What you are asked to do: Copy every entry exactly as it reads and exclude whatever pictures appear.

[Entries from a dataset of interfaces]
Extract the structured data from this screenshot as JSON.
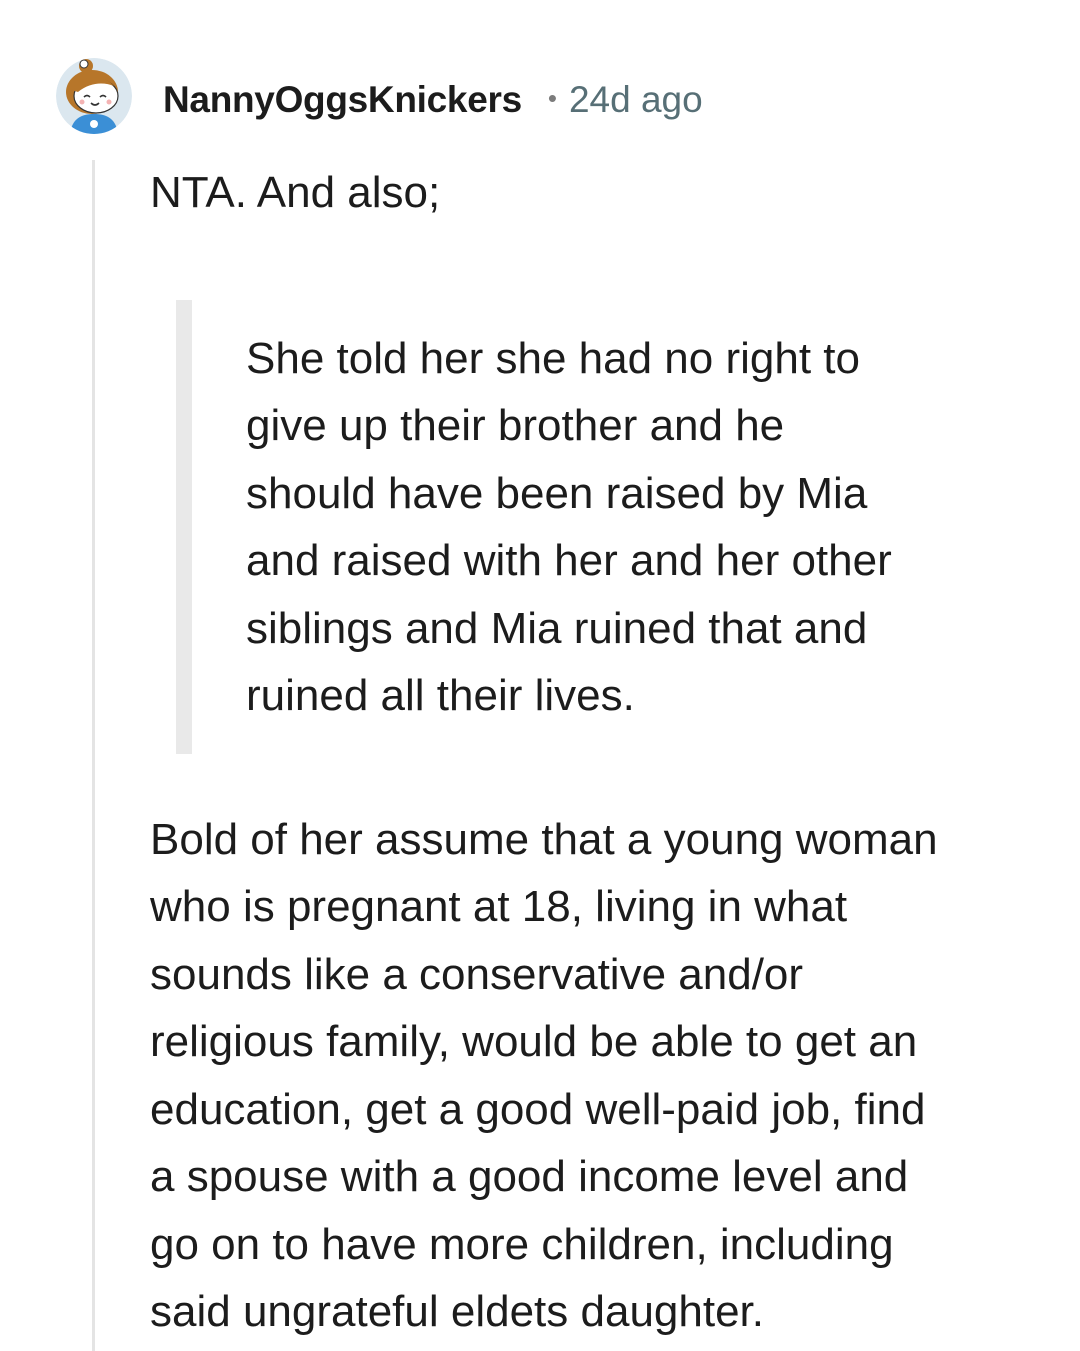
{
  "comment": {
    "author": "NannyOggsKnickers",
    "separator": "•",
    "age": "24d ago",
    "avatar_icon": "snoo-avatar-girl-with-bun",
    "intro": "NTA. And also;",
    "quote_lines": [
      "She told her she had no right to",
      "give up their brother and he",
      "should have been raised by Mia",
      "and raised with her and her other",
      "siblings and Mia ruined that and",
      "ruined all their lives."
    ],
    "body_lines": [
      "Bold of her assume that a young woman",
      "who is pregnant at 18, living in what",
      "sounds like a conservative and/or",
      "religious family, would be able to get an",
      "education, get a good well-paid job, find",
      "a spouse with a good income level and",
      "go on to have more children, including",
      "said ungrateful eldets daughter."
    ]
  },
  "colors": {
    "text": "#1c1c1c",
    "meta": "#576f76",
    "thread_line": "#e4e4e4",
    "quote_bar": "#e9e9e9",
    "avatar_bg": "#dbe7ef"
  }
}
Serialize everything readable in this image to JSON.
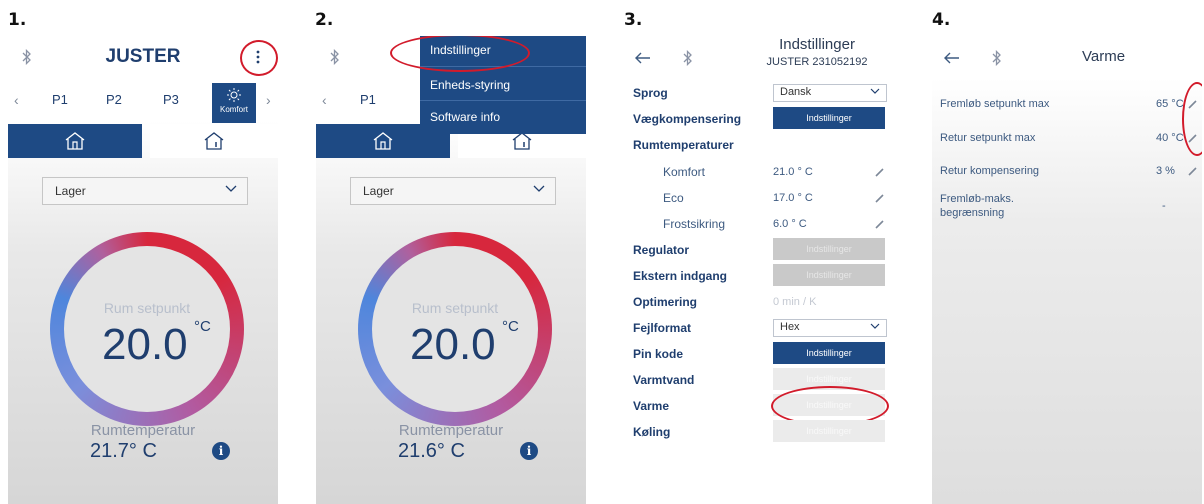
{
  "steps": [
    "1.",
    "2.",
    "3.",
    "4."
  ],
  "colors": {
    "brand_blue": "#1e4a84",
    "text_blue": "#1f3e6e",
    "highlight_red": "#d21b2b"
  },
  "screen1": {
    "title": "JUSTER",
    "presets": [
      "P1",
      "P2",
      "P3"
    ],
    "komfort_label": "Komfort",
    "mode_select": "Lager",
    "setpoint_label": "Rum setpunkt",
    "setpoint_value": "20.0",
    "setpoint_unit": "°C",
    "room_label": "Rumtemperatur",
    "room_value": "21.7° C",
    "info": "i"
  },
  "screen2": {
    "presets": [
      "P1"
    ],
    "menu": [
      "Indstillinger",
      "Enheds-styring",
      "Software info"
    ],
    "mode_select": "Lager",
    "setpoint_label": "Rum setpunkt",
    "setpoint_value": "20.0",
    "setpoint_unit": "°C",
    "room_label": "Rumtemperatur",
    "room_value": "21.6° C",
    "info": "i"
  },
  "screen3": {
    "title": "Indstillinger",
    "subtitle": "JUSTER 231052192",
    "sprog_label": "Sprog",
    "sprog_value": "Dansk",
    "vaeg_label": "Vægkompensering",
    "btn_label": "Indstillinger",
    "rum_label": "Rumtemperaturer",
    "komfort_label": "Komfort",
    "komfort_value": "21.0 ° C",
    "eco_label": "Eco",
    "eco_value": "17.0 ° C",
    "frost_label": "Frostsikring",
    "frost_value": "6.0 ° C",
    "regulator_label": "Regulator",
    "ekstern_label": "Ekstern indgang",
    "optimering_label": "Optimering",
    "optimering_value": "0 min / K",
    "fejl_label": "Fejlformat",
    "fejl_value": "Hex",
    "pin_label": "Pin kode",
    "varmtvand_label": "Varmtvand",
    "varme_label": "Varme",
    "koeling_label": "Køling"
  },
  "screen4": {
    "title": "Varme",
    "rows": [
      {
        "label": "Fremløb setpunkt max",
        "value": "65 °C"
      },
      {
        "label": "Retur setpunkt max",
        "value": "40 °C"
      },
      {
        "label": "Retur kompensering",
        "value": "3 %"
      },
      {
        "label": "Fremløb-maks.",
        "label2": "begrænsning",
        "value": "-"
      }
    ]
  }
}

Your solution:
Extract the structured data from this screenshot as JSON.
{
  "comment": {
    "author": "NannyOggsKnickers",
    "separator": "•",
    "age": "24d ago",
    "avatar_icon": "snoo-avatar-girl-with-bun",
    "intro": "NTA. And also;",
    "quote_lines": [
      "She told her she had no right to",
      "give up their brother and he",
      "should have been raised by Mia",
      "and raised with her and her other",
      "siblings and Mia ruined that and",
      "ruined all their lives."
    ],
    "body_lines": [
      "Bold of her assume that a young woman",
      "who is pregnant at 18, living in what",
      "sounds like a conservative and/or",
      "religious family, would be able to get an",
      "education, get a good well-paid job, find",
      "a spouse with a good income level and",
      "go on to have more children, including",
      "said ungrateful eldets daughter."
    ]
  },
  "colors": {
    "text": "#1c1c1c",
    "meta": "#576f76",
    "thread_line": "#e4e4e4",
    "quote_bar": "#e9e9e9",
    "avatar_bg": "#dbe7ef"
  }
}
Serialize everything readable in this image to JSON.
{
  "steps": [
    "1.",
    "2.",
    "3.",
    "4."
  ],
  "colors": {
    "brand_blue": "#1e4a84",
    "text_blue": "#1f3e6e",
    "highlight_red": "#d21b2b"
  },
  "screen1": {
    "title": "JUSTER",
    "presets": [
      "P1",
      "P2",
      "P3"
    ],
    "komfort_label": "Komfort",
    "mode_select": "Lager",
    "setpoint_label": "Rum setpunkt",
    "setpoint_value": "20.0",
    "setpoint_unit": "°C",
    "room_label": "Rumtemperatur",
    "room_value": "21.7° C",
    "info": "i"
  },
  "screen2": {
    "presets": [
      "P1"
    ],
    "menu": [
      "Indstillinger",
      "Enheds-styring",
      "Software info"
    ],
    "mode_select": "Lager",
    "setpoint_label": "Rum setpunkt",
    "setpoint_value": "20.0",
    "setpoint_unit": "°C",
    "room_label": "Rumtemperatur",
    "room_value": "21.6° C",
    "info": "i"
  },
  "screen3": {
    "title": "Indstillinger",
    "subtitle": "JUSTER 231052192",
    "sprog_label": "Sprog",
    "sprog_value": "Dansk",
    "vaeg_label": "Vægkompensering",
    "btn_label": "Indstillinger",
    "rum_label": "Rumtemperaturer",
    "komfort_label": "Komfort",
    "komfort_value": "21.0 ° C",
    "eco_label": "Eco",
    "eco_value": "17.0 ° C",
    "frost_label": "Frostsikring",
    "frost_value": "6.0 ° C",
    "regulator_label": "Regulator",
    "ekstern_label": "Ekstern indgang",
    "optimering_label": "Optimering",
    "optimering_value": "0 min / K",
    "fejl_label": "Fejlformat",
    "fejl_value": "Hex",
    "pin_label": "Pin kode",
    "varmtvand_label": "Varmtvand",
    "varme_label": "Varme",
    "koeling_label": "Køling"
  },
  "screen4": {
    "title": "Varme",
    "rows": [
      {
        "label": "Fremløb setpunkt max",
        "value": "65 °C"
      },
      {
        "label": "Retur setpunkt max",
        "value": "40 °C"
      },
      {
        "label": "Retur kompensering",
        "value": "3 %"
      },
      {
        "label": "Fremløb-maks.",
        "label2": "begrænsning",
        "value": "-"
      }
    ]
  }
}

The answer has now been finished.